Readiness to read texts, view audiovisual works and converse and write in advanced high school level English (lecturers will help and advice!) is required.

Minimum requirements and assessment criteria

Regular active participation: 10%; excerpts, summaries and regular short exercises 10 %; mid-term essay: 20 %; presentation in class: 25%; final essay or practical project 35 %. The final grade results from the average of the weighted partial performances. Each of these partial assignments has to be accomplished at least with grade 4 (genügend) in order to succeed in the course.
Regular presence is also a requirement to positively pass the course. Because the class takes place biweekly, absence can only be accepted during one session (or equivalent amount of time).
Students who are not present during the first session without prior(!) communication with the lecturers will be signed off in order to allow other students to succeed.
For those students who intent to write a Bachelor thesis within the framework of the class the presentation in class and the mid-term and final essay/project will be omitted. Instead, they should hand in a preliminary bibliography/ source list for their thesis by mid-term. The bachelor thesis must be written in English and on a theme related to the class which needs to be agreed upon with the lecturers, within the first half of the term. It has to be written in accordance with academic standards and consist of approximately 40.000 characters. Latest submission deadline for the Bachelor theses is July 15, 2021.

Examination topics

Class itinerary will be made known to the students in the first session.

Reading list
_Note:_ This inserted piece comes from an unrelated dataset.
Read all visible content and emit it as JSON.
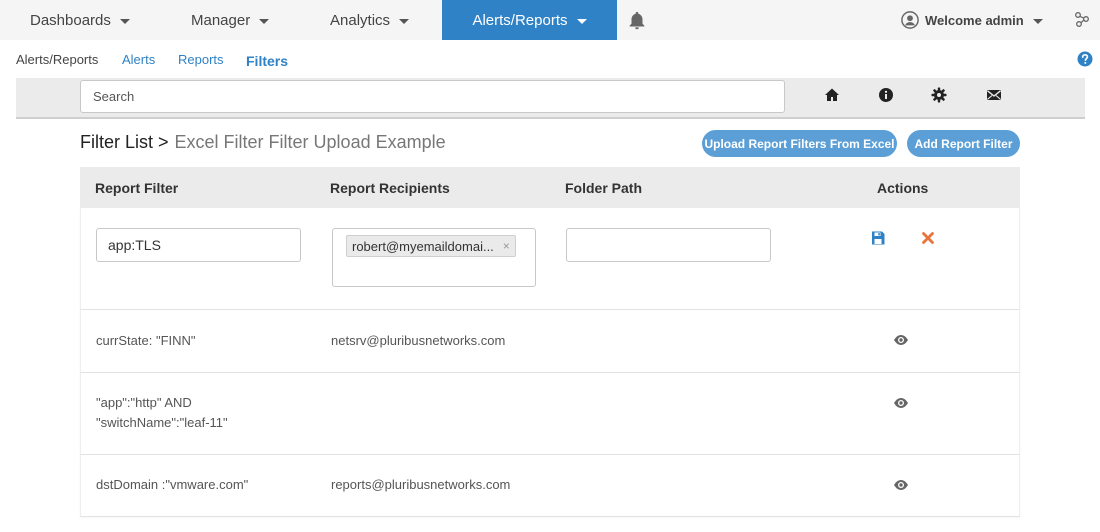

Will be communicated to the students in the first session

Association in the course directory

Last modified: We 21.04.2021 11:26